Obama officials have claimed the proliferation risks of allowing Iran to enrich uranium during a nuclear agreement will be checked by robust, intrusive and “snap” IAEA inspections. While this is a dubious claim, since Iran would be allowed to improve its enrichment expertise while an agreement is in effect, we now know there will be no robust and intrusive inspections, since Iranian Supreme Leader Khamenei and the Iranian Parliament have declared military facilities and non-declared nuclear sites off-limits to IAEA inspectors.
By allowing Iran to enrich uranium, the United States conceded an Iranian nuclear infrastructure that has no purpose other than producing nuclear weapons. This concession also set the stage for an agreement that will legitimize the nuclear program of a state sponsor of terror with a long record of cheating on its nuclear treaty commitments.
America also abandoned a principled stand against a dangerous dual-use nuclear technology that it has refused to allow friendly states to pursue. As a result, Iran’s neighbors are certain to start their own uranium enrichment programs. It also will be difficult if not impossible for the U.S. to exclude uranium enrichment from future agreements to share peaceful nuclear technology with other states if this deal with Iran is concluded.
Congress must recognize that the nuclear talks with Iran were lost before they began because of the Obama surrender on uranium enrichment. This made the nuclear talks so fundamentally flawed that a meaningful agreement to halt or significantly slow Iran’s nuclear weapons program became impossible. It is therefore imperative that Congress, on a bipartisan basis, reject any agreement produced by the nuclear talks and impose new sanctions on Iran until it complies with its nuclear treaty obligations and all UN Security Council resolutions, especially on its uranium enrichment program.
I am hopeful that the next U.S. administration will restart a diplomatic process with Iran to seek a meaningful agreement to resolve international concerns about the Iranian nuclear program.

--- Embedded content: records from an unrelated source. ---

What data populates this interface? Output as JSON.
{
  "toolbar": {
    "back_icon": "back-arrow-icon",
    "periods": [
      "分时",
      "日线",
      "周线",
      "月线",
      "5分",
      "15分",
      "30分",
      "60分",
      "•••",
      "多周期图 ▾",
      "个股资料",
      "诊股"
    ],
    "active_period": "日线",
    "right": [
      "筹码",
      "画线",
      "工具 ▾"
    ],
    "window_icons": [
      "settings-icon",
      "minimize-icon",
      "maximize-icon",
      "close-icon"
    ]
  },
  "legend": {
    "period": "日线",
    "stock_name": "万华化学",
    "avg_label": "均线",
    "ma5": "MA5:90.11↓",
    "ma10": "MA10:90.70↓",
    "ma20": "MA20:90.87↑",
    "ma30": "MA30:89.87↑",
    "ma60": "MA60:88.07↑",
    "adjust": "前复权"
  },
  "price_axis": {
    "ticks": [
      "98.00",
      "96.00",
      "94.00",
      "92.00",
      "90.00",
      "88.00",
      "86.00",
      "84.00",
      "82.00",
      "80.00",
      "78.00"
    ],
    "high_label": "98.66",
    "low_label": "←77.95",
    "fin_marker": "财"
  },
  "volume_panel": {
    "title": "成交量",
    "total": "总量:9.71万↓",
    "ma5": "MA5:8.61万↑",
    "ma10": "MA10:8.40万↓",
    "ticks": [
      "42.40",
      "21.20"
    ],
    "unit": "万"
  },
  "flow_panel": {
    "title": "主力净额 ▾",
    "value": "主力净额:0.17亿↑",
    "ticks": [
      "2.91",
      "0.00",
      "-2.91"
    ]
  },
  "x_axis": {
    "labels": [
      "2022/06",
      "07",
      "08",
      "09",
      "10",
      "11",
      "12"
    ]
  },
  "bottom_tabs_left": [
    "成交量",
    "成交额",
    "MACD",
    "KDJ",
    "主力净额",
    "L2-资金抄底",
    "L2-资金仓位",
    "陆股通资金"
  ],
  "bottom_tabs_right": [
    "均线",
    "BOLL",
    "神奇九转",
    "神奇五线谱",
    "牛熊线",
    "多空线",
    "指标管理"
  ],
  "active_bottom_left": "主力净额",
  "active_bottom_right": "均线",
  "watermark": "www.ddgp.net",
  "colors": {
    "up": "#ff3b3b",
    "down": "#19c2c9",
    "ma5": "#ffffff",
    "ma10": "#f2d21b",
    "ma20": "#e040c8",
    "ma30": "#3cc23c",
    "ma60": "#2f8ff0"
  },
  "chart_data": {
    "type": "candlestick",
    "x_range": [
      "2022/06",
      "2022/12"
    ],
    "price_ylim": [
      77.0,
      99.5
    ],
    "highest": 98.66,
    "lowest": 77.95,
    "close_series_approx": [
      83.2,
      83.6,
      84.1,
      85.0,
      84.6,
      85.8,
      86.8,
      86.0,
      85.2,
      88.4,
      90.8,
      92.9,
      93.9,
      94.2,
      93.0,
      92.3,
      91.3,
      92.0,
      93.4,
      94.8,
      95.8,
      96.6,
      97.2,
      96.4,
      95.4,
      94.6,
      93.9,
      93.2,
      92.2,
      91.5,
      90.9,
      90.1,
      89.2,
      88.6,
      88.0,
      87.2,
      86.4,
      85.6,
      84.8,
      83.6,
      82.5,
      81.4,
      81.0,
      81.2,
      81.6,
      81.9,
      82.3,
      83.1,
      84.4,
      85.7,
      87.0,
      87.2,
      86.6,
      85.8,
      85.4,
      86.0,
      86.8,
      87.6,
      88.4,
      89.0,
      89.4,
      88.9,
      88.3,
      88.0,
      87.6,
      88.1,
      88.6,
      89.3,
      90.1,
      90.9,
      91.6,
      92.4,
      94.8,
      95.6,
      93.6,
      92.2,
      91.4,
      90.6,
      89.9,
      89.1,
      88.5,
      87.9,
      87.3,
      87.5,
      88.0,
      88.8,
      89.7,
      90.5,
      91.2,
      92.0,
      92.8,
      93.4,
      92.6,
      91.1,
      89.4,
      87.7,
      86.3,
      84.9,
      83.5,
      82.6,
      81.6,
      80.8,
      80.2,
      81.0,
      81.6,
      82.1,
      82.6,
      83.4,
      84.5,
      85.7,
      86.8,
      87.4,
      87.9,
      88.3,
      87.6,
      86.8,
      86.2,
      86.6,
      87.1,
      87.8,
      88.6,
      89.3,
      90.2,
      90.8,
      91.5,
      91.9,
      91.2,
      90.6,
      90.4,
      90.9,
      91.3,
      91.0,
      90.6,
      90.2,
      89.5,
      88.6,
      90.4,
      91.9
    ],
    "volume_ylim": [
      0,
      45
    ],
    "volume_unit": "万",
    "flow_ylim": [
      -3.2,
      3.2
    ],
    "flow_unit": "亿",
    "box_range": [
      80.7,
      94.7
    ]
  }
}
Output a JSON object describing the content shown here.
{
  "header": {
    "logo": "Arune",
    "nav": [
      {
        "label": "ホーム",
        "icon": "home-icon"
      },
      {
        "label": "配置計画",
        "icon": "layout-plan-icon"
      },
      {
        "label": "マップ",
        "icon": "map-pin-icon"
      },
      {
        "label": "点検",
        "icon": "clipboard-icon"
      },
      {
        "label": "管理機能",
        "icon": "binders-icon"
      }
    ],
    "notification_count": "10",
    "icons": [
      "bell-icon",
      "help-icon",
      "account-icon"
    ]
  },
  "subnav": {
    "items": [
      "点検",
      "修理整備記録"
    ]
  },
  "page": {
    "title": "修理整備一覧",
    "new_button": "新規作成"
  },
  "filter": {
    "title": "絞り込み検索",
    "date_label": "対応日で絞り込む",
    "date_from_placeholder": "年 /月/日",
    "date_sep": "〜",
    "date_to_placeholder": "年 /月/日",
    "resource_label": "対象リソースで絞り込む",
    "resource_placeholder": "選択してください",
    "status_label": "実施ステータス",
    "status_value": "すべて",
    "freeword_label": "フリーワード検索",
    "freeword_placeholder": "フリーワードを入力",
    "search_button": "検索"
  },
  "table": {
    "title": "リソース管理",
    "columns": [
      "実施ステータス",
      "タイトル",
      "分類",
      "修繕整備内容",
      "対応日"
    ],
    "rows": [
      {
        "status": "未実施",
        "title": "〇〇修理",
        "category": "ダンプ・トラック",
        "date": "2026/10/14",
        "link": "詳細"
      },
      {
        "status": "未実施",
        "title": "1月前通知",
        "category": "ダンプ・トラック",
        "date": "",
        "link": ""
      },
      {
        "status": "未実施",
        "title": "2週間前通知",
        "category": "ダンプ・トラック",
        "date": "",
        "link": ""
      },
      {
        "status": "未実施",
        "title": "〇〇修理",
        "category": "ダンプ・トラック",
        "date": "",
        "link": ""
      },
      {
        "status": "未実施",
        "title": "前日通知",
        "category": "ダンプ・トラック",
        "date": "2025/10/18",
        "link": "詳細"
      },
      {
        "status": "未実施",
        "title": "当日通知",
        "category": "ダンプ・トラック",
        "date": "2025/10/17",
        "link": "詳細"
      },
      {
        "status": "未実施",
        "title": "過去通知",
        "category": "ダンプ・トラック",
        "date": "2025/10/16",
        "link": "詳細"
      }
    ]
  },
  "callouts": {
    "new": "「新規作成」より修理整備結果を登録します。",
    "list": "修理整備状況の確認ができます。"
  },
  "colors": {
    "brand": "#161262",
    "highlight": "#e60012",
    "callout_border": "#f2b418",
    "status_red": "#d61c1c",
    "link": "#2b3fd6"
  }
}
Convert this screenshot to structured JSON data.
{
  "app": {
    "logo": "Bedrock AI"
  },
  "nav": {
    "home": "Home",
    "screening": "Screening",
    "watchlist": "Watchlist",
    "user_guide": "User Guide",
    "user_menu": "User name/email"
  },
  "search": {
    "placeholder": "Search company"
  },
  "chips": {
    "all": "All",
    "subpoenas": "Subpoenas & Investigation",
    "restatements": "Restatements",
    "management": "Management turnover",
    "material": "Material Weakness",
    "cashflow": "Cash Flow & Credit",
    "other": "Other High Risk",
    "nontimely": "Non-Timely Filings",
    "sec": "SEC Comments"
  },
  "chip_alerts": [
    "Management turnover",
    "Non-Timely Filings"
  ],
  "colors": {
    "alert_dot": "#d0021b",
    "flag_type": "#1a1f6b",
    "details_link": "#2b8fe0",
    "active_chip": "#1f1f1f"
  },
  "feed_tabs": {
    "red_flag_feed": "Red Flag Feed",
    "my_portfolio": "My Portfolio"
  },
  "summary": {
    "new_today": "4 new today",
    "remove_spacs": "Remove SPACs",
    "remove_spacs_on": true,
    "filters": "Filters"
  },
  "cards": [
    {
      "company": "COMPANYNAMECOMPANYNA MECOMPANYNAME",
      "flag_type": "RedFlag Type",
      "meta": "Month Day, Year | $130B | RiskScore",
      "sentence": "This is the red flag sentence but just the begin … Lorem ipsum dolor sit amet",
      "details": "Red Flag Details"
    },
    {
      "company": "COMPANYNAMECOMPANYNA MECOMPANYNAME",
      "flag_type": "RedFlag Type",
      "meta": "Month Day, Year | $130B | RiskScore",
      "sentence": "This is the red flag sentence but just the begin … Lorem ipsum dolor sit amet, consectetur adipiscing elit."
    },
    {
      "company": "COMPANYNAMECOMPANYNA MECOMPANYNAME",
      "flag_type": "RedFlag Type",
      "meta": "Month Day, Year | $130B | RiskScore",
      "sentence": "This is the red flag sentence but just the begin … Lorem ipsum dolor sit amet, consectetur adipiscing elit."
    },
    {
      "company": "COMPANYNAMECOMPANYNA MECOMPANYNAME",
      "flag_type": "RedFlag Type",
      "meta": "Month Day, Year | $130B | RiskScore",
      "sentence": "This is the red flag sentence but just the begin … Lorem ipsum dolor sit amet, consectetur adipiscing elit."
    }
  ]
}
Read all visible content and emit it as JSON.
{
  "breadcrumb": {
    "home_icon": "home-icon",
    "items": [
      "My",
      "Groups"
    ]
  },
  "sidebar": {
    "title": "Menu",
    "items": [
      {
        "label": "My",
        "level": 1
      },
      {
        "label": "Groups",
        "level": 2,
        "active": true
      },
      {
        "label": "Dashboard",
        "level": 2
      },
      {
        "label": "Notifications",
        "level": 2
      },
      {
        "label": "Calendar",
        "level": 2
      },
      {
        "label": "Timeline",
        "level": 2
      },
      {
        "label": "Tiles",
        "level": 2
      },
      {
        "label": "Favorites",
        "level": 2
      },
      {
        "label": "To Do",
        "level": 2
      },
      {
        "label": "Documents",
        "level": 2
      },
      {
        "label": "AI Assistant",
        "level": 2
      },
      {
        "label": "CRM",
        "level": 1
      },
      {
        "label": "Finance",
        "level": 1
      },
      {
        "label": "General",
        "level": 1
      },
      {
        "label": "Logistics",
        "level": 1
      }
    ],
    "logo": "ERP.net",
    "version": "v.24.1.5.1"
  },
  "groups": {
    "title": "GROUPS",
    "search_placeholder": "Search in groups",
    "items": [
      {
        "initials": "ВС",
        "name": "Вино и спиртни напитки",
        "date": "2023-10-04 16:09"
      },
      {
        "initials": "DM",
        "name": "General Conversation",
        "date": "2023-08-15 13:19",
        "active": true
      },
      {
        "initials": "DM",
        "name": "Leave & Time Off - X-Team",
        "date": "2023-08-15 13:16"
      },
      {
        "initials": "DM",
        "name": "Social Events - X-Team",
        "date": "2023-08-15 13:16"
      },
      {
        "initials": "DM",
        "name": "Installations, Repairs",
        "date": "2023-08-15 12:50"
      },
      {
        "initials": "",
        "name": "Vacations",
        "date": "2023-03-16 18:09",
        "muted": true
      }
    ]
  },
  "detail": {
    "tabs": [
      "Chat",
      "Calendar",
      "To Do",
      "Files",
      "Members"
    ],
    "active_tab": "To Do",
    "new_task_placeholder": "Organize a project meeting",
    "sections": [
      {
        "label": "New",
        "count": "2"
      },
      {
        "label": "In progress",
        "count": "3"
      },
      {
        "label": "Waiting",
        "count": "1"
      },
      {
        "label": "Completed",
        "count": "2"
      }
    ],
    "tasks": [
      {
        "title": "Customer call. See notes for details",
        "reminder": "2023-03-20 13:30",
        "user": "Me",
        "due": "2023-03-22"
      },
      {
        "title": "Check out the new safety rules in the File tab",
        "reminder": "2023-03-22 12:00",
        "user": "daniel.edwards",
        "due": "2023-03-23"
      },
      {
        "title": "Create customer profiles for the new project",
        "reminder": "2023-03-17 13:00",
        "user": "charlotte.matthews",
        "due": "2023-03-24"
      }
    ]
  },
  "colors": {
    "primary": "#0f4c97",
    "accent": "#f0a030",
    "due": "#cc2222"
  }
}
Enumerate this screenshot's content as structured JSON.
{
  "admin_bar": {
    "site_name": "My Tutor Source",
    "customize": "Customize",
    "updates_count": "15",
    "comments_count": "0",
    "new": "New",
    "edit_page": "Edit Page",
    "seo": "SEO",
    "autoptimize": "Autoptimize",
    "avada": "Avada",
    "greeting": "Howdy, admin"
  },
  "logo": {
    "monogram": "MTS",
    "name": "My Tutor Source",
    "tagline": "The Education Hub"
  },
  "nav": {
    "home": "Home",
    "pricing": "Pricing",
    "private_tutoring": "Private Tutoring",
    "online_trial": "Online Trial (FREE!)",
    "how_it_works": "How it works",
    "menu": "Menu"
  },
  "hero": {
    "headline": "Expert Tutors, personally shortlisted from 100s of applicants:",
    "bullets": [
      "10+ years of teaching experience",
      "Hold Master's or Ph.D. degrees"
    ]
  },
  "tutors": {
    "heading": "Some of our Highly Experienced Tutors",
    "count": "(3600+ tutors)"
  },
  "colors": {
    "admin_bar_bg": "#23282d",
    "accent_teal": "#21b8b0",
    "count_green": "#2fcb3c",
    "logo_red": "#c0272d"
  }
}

To get such an agreement, we will need a president who is not obsessed with getting a legacy nuclear agreement with Iran and who will categorically rule out the continuation of Iran’s uranium enrichment program.
Fred Fleitz is senior vice president for policy and programs for the Center for Security Policy. He worked in national-security positions for 25 years with the CIA, the State Department, and the House Intelligence Committee. Follow him on Twitter @fredfleitz